__Activity__
Pictures are to be omitted, and every entry below is to be restated exactly.

==== Data supplied ====

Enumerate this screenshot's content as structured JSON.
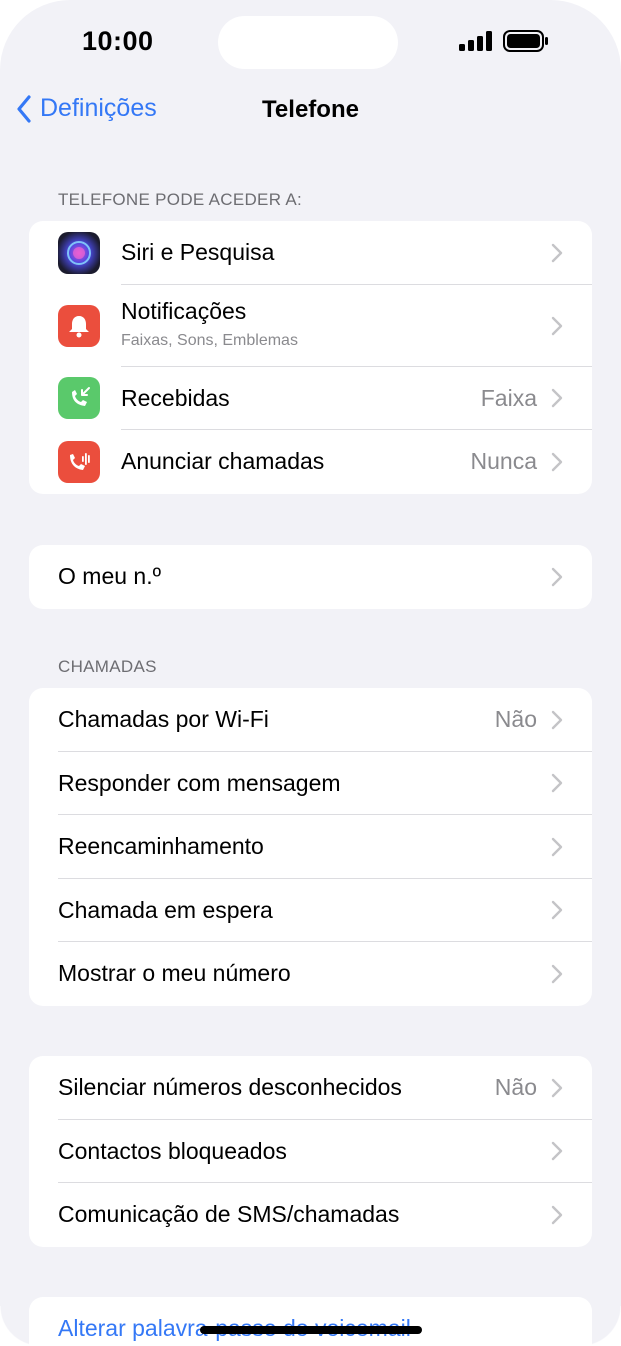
{
  "status": {
    "time": "10:00"
  },
  "nav": {
    "back_label": "Definições",
    "title": "Telefone"
  },
  "section1": {
    "header": "TELEFONE PODE ACEDER A:",
    "rows": [
      {
        "label": "Siri e Pesquisa",
        "icon": "siri-icon"
      },
      {
        "label": "Notificações",
        "sublabel": "Faixas, Sons, Emblemas",
        "icon": "notifications-icon",
        "color": "#eb4e3d"
      },
      {
        "label": "Recebidas",
        "value": "Faixa",
        "icon": "incoming-call-icon",
        "color": "#5ac96b"
      },
      {
        "label": "Anunciar chamadas",
        "value": "Nunca",
        "icon": "announce-calls-icon",
        "color": "#eb4e3d"
      }
    ]
  },
  "section2": {
    "rows": [
      {
        "label": "O meu n.º"
      }
    ]
  },
  "section3": {
    "header": "CHAMADAS",
    "rows": [
      {
        "label": "Chamadas por Wi-Fi",
        "value": "Não"
      },
      {
        "label": "Responder com mensagem"
      },
      {
        "label": "Reencaminhamento"
      },
      {
        "label": "Chamada em espera"
      },
      {
        "label": "Mostrar o meu número"
      }
    ]
  },
  "section4": {
    "rows": [
      {
        "label": "Silenciar números desconhecidos",
        "value": "Não"
      },
      {
        "label": "Contactos bloqueados"
      },
      {
        "label": "Comunicação de SMS/chamadas"
      }
    ]
  },
  "section5": {
    "link": "Alterar palavra-passe do voicemail"
  },
  "colors": {
    "accent": "#3478f6",
    "background": "#f2f2f7",
    "secondary_text": "#8a8a8e"
  }
}
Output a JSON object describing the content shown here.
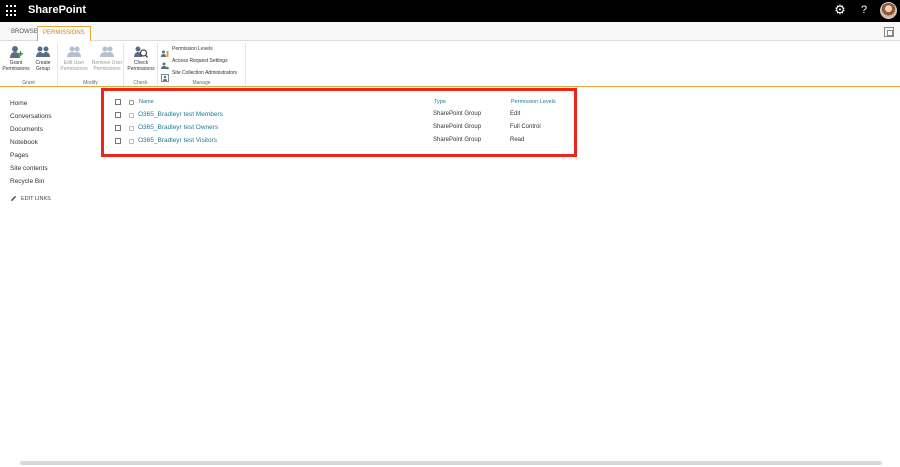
{
  "suitebar": {
    "app_title": "SharePoint",
    "gear_icon": "gear-icon",
    "help_label": "?"
  },
  "tabs": [
    {
      "label": "BROWSE"
    },
    {
      "label": "PERMISSIONS"
    }
  ],
  "ribbon": {
    "groups": {
      "grant": {
        "label": "Grant",
        "buttons": [
          {
            "line1": "Grant",
            "line2": "Permissions"
          },
          {
            "line1": "Create",
            "line2": "Group"
          }
        ]
      },
      "modify": {
        "label": "Modify",
        "buttons": [
          {
            "line1": "Edit User",
            "line2": "Permissions"
          },
          {
            "line1": "Remove User",
            "line2": "Permissions"
          }
        ]
      },
      "check": {
        "label": "Check",
        "buttons": [
          {
            "line1": "Check",
            "line2": "Permissions"
          }
        ]
      },
      "manage": {
        "label": "Manage",
        "items": [
          {
            "label": "Permission Levels"
          },
          {
            "label": "Access Request Settings"
          },
          {
            "label": "Site Collection Administrators"
          }
        ]
      }
    }
  },
  "leftnav": {
    "items": [
      {
        "label": "Home"
      },
      {
        "label": "Conversations"
      },
      {
        "label": "Documents"
      },
      {
        "label": "Notebook"
      },
      {
        "label": "Pages"
      },
      {
        "label": "Site contents"
      },
      {
        "label": "Recycle Bin"
      }
    ],
    "edit_links": "EDIT LINKS"
  },
  "list": {
    "headers": {
      "name": "Name",
      "type": "Type",
      "permission_levels": "Permission Levels"
    },
    "rows": [
      {
        "name": "O365_Bradleyr test Members",
        "type": "SharePoint Group",
        "level": "Edit"
      },
      {
        "name": "O365_Bradleyr test Owners",
        "type": "SharePoint Group",
        "level": "Full Control"
      },
      {
        "name": "O365_Bradleyr test Visitors",
        "type": "SharePoint Group",
        "level": "Read"
      }
    ]
  },
  "colors": {
    "suitebar": "#000000",
    "accent": "#e07b00",
    "link": "#1e7a9a",
    "highlight_border": "#e8261a"
  }
}
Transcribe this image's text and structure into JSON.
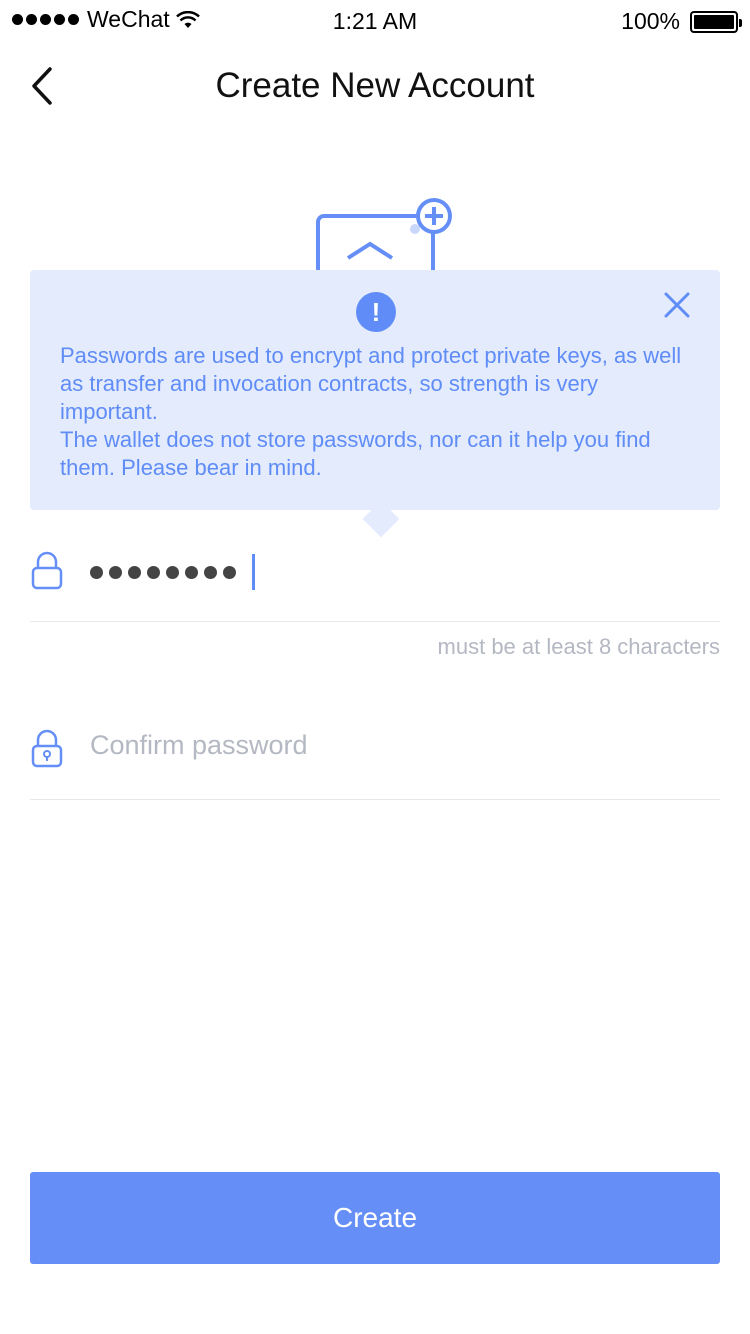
{
  "status_bar": {
    "carrier": "WeChat",
    "time": "1:21 AM",
    "battery": "100%"
  },
  "nav": {
    "title": "Create New Account",
    "back_icon": "chevron-left-icon"
  },
  "tooltip": {
    "info_icon": "!",
    "close_icon": "close-icon",
    "line1": "Passwords are used to encrypt and protect private keys, as well as transfer and invocation contracts, so strength is very important.",
    "line2": "The wallet does not store passwords, nor can it help you find them. Please bear in mind."
  },
  "password_field": {
    "masked_value": "••••••••",
    "hint": "must be at least 8 characters",
    "icon": "lock-icon"
  },
  "confirm_field": {
    "placeholder": "Confirm password",
    "icon": "lock-keyhole-icon"
  },
  "create_button": {
    "label": "Create"
  },
  "colors": {
    "accent": "#658ff7",
    "tooltip_bg": "#e3ebfd",
    "tooltip_text": "#5f8cf6",
    "placeholder": "#b4b8c2"
  }
}
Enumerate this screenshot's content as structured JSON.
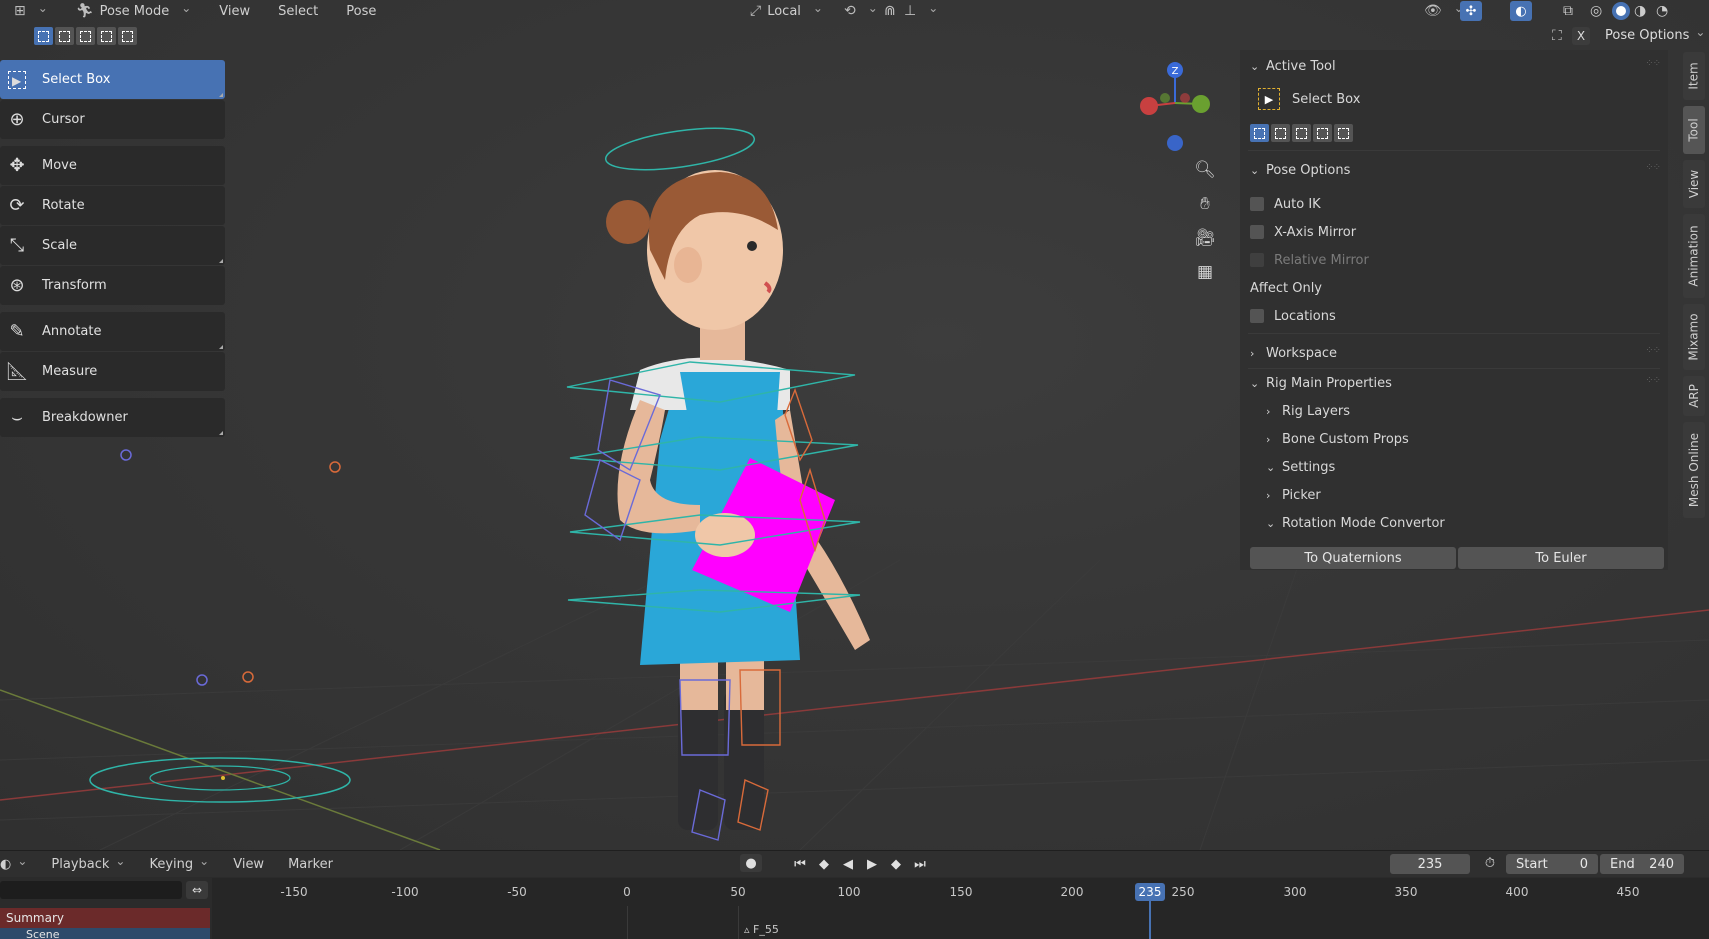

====

__Solution to this exercise__
Enumerate this screenshot's content as structured JSON.
{
  "status": {
    "time": "10:00"
  },
  "nav": {
    "back_label": "Definições",
    "title": "Telefone"
  },
  "section1": {
    "header": "TELEFONE PODE ACEDER A:",
    "rows": [
      {
        "label": "Siri e Pesquisa",
        "icon": "siri-icon"
      },
      {
        "label": "Notificações",
        "sublabel": "Faixas, Sons, Emblemas",
        "icon": "notifications-icon",
        "color": "#eb4e3d"
      },
      {
        "label": "Recebidas",
        "value": "Faixa",
        "icon": "incoming-call-icon",
        "color": "#5ac96b"
      },
      {
        "label": "Anunciar chamadas",
        "value": "Nunca",
        "icon": "announce-calls-icon",
        "color": "#eb4e3d"
      }
    ]
  },
  "section2": {
    "rows": [
      {
        "label": "O meu n.º"
      }
    ]
  },
  "section3": {
    "header": "CHAMADAS",
    "rows": [
      {
        "label": "Chamadas por Wi-Fi",
        "value": "Não"
      },
      {
        "label": "Responder com mensagem"
      },
      {
        "label": "Reencaminhamento"
      },
      {
        "label": "Chamada em espera"
      },
      {
        "label": "Mostrar o meu número"
      }
    ]
  },
  "section4": {
    "rows": [
      {
        "label": "Silenciar números desconhecidos",
        "value": "Não"
      },
      {
        "label": "Contactos bloqueados"
      },
      {
        "label": "Comunicação de SMS/chamadas"
      }
    ]
  },
  "section5": {
    "link": "Alterar palavra-passe do voicemail"
  },
  "colors": {
    "accent": "#3478f6",
    "background": "#f2f2f7",
    "secondary_text": "#8a8a8e"
  }
}
Output a JSON object describing the content shown here.
{
  "suitebar": {
    "app_title": "SharePoint",
    "gear_icon": "gear-icon",
    "help_label": "?"
  },
  "tabs": [
    {
      "label": "BROWSE"
    },
    {
      "label": "PERMISSIONS"
    }
  ],
  "ribbon": {
    "groups": {
      "grant": {
        "label": "Grant",
        "buttons": [
          {
            "line1": "Grant",
            "line2": "Permissions"
          },
          {
            "line1": "Create",
            "line2": "Group"
          }
        ]
      },
      "modify": {
        "label": "Modify",
        "buttons": [
          {
            "line1": "Edit User",
            "line2": "Permissions"
          },
          {
            "line1": "Remove User",
            "line2": "Permissions"
          }
        ]
      },
      "check": {
        "label": "Check",
        "buttons": [
          {
            "line1": "Check",
            "line2": "Permissions"
          }
        ]
      },
      "manage": {
        "label": "Manage",
        "items": [
          {
            "label": "Permission Levels"
          },
          {
            "label": "Access Request Settings"
          },
          {
            "label": "Site Collection Administrators"
          }
        ]
      }
    }
  },
  "leftnav": {
    "items": [
      {
        "label": "Home"
      },
      {
        "label": "Conversations"
      },
      {
        "label": "Documents"
      },
      {
        "label": "Notebook"
      },
      {
        "label": "Pages"
      },
      {
        "label": "Site contents"
      },
      {
        "label": "Recycle Bin"
      }
    ],
    "edit_links": "EDIT LINKS"
  },
  "list": {
    "headers": {
      "name": "Name",
      "type": "Type",
      "permission_levels": "Permission Levels"
    },
    "rows": [
      {
        "name": "O365_Bradleyr test Members",
        "type": "SharePoint Group",
        "level": "Edit"
      },
      {
        "name": "O365_Bradleyr test Owners",
        "type": "SharePoint Group",
        "level": "Full Control"
      },
      {
        "name": "O365_Bradleyr test Visitors",
        "type": "SharePoint Group",
        "level": "Read"
      }
    ]
  },
  "colors": {
    "suitebar": "#000000",
    "accent": "#e07b00",
    "link": "#1e7a9a",
    "highlight_border": "#e8261a"
  }
}
Transcribe this image's text and structure into JSON.
{
  "status_bar": {
    "carrier": "WeChat",
    "time": "1:21 AM",
    "battery": "100%"
  },
  "nav": {
    "title": "Create New Account",
    "back_icon": "chevron-left-icon"
  },
  "tooltip": {
    "info_icon": "!",
    "close_icon": "close-icon",
    "line1": "Passwords are used to encrypt and protect private keys, as well as transfer and invocation contracts, so strength is very important.",
    "line2": "The wallet does not store passwords, nor can it help you find them. Please bear in mind."
  },
  "password_field": {
    "masked_value": "••••••••",
    "hint": "must be at least 8 characters",
    "icon": "lock-icon"
  },
  "confirm_field": {
    "placeholder": "Confirm password",
    "icon": "lock-keyhole-icon"
  },
  "create_button": {
    "label": "Create"
  },
  "colors": {
    "accent": "#658ff7",
    "tooltip_bg": "#e3ebfd",
    "tooltip_text": "#5f8cf6",
    "placeholder": "#b4b8c2"
  }
}
Enumerate this screenshot's content as structured JSON.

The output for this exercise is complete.